Look at the map, ask the students to choose a place, work in
pairs and ask your
Would you like?
- Give the students figures ask the students how they are
connected with Great Britain.
- 58 mln.
- 1344 meters
- 8 million
- 3147 miles from this place to New York
- 1848 miles from this place to Moscow
The population of Great Britain is 58 million people.
The highest mountain in Great Britain is Ben Nevis- 1344 m.
The population of London is about 8 million people.
The Thames river is 338km long.
While presenting map to the students try to be personal. If you
visited Britain or you
have exciting information about the country or any part of it make
most of it to motivate
students and to involve them in the process of learning.
I have already mentioned Land’s End in the article, I was there
in 1999 and there are
two things I’d like to share:
- Beautiful, dramatic, exciting. Land’s end is a unique, magical
place; a place of
legend and mystery with stunning natural beauty. It is a priceless
part of Britain
Heritage. Everyone who visits this place receives a certificate.
The Land’s End visitor’s certificate:
This is to certify that
------------------------------- (name of a person)
today set foot upon legendary Land’s End where since time began
the winds and mighty
seas of the Atlantic Ocean have gradually and relentlessly carved
their way into the high
granite cliffs of the Penwith peninsula. During the visit the above
participated in the general holiday atmosphere of the new and
exciting Land’s End
Date of visit.
Show the students this place on the map and give some
information, I think it’ll be
more interesting and one more chance to exploit the map.
2.There are a lot of seagulls in this place. I saw a very strange
inscription on the
table of open-air cafй "Be aware of seagulls”. My interest was soon
satisfied when I
was sitting looking at the waves of the Atlantic Ocean.
Suddenly someone took the sandwich off my hands. Who could it be?
It was a seagull! Seagulls were flying over the tables having
nice dinner. After that
in the local bookshop I bought a post card of a seagull with an
inscription: Public enemy
You have one-week holiday in Great Britain and your plane
tickets give stopover in
two or three places. Plan your trip. Where will you go and why? What
will you need to take
(sun tan cream, walking boots, camera, sunglasses, guide book etc.)?
You can even connect the map and teaching literature. Many
cities and towns are
closely connected with the names of famous writers and poets.
Stratford-upon-Avon- William Shakespeare;
Dublin- Oscar Wilde;
Dublin- George Bernard Shaw;
Daresbury- Lewis Carroll;
Limerick- Edward Lear
Let’s take one of the facts, for example, Limerick.
The name "Limerick” includes both a city and a county.
Location: the county of Limerick is located on
Ireland’s south –west coast
between Clare and Kerry.
County capital: Newcastle West.

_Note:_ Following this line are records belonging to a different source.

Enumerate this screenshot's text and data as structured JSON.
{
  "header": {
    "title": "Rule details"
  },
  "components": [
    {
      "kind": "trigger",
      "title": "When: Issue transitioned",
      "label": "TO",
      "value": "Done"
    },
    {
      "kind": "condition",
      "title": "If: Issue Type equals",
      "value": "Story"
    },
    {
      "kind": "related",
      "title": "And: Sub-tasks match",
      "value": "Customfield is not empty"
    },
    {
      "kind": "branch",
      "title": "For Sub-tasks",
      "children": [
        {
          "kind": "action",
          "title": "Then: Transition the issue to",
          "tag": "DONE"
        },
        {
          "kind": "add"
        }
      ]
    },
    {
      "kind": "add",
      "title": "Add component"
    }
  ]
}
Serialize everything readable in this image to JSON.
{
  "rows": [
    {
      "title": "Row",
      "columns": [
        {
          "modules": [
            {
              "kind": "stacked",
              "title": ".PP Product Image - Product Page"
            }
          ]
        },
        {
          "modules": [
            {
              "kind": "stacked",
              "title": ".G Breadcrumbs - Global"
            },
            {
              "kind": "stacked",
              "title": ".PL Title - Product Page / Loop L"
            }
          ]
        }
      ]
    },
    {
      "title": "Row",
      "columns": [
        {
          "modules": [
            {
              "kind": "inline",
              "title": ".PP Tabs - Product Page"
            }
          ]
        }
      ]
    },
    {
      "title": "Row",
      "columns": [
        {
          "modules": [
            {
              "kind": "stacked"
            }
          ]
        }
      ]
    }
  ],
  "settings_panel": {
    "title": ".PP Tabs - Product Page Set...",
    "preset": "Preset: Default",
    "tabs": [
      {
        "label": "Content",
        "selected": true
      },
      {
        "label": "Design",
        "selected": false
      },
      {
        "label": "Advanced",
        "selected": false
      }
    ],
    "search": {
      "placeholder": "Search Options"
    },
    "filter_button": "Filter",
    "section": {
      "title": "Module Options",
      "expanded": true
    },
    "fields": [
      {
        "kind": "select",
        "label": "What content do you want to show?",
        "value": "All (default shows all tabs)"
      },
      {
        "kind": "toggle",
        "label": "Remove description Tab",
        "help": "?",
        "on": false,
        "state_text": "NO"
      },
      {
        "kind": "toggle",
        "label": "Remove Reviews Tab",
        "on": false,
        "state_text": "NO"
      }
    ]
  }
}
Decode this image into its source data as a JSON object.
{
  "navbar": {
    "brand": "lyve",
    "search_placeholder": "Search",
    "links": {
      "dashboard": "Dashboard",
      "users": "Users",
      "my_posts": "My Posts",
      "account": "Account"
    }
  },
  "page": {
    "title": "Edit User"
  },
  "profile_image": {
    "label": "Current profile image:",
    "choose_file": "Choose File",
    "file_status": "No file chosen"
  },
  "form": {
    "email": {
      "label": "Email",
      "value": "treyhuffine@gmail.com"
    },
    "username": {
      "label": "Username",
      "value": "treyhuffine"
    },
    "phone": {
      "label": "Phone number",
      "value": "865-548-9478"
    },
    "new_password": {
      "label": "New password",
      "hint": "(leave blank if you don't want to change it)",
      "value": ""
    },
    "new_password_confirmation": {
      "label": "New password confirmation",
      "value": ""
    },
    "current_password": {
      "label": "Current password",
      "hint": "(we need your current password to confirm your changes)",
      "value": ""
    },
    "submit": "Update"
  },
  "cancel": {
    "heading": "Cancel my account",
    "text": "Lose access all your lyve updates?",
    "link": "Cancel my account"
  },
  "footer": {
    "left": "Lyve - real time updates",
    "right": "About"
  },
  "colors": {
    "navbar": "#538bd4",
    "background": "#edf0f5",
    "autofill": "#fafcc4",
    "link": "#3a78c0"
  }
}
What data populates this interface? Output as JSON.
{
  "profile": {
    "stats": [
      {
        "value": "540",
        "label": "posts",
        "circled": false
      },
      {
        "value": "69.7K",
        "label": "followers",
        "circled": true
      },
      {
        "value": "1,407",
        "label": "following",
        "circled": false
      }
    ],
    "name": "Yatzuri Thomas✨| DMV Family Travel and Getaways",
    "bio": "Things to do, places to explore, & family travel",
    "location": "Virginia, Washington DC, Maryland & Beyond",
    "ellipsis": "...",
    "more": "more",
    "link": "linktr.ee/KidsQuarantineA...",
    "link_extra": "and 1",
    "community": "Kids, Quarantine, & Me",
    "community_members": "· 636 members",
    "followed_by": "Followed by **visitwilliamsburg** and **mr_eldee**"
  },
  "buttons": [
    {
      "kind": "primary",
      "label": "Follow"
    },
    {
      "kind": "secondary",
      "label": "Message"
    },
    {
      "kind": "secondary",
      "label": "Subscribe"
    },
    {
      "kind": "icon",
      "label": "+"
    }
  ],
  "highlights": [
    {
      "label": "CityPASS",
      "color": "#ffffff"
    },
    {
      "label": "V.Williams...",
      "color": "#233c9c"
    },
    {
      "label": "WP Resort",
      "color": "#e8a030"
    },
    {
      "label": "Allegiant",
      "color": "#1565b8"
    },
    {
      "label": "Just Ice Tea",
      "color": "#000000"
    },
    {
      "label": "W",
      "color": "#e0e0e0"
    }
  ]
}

Limerick city is set in the north- east Of County
Limerick on the mouth of the
Land area: 7.9 sq. miles.
Total population: 52.039 people.
Limerick is closely connected with poetry and the name of Edward
Edward Lear (1812-1888) – British artist, humorist
and traveller, the author
of the famous A Book of Nonsense (1846).
Limerick is a type of short funny poem.
- a limerick is humorous poem with five lines
- the second line always begins with "who’
- the rhyming schemes
d. the main character is first mentioned in the first line.
- the action is described in the third and fourth lines.
- the result is shown in the fifths line.
- it is always written in the past tense.
There once was an old man of Esser,
Whose knowledge grew lesser and lesser,
It at last grew so small
He knew nothing at all,
And now he is a college professor.
My students successfully wrote a lot of limericks.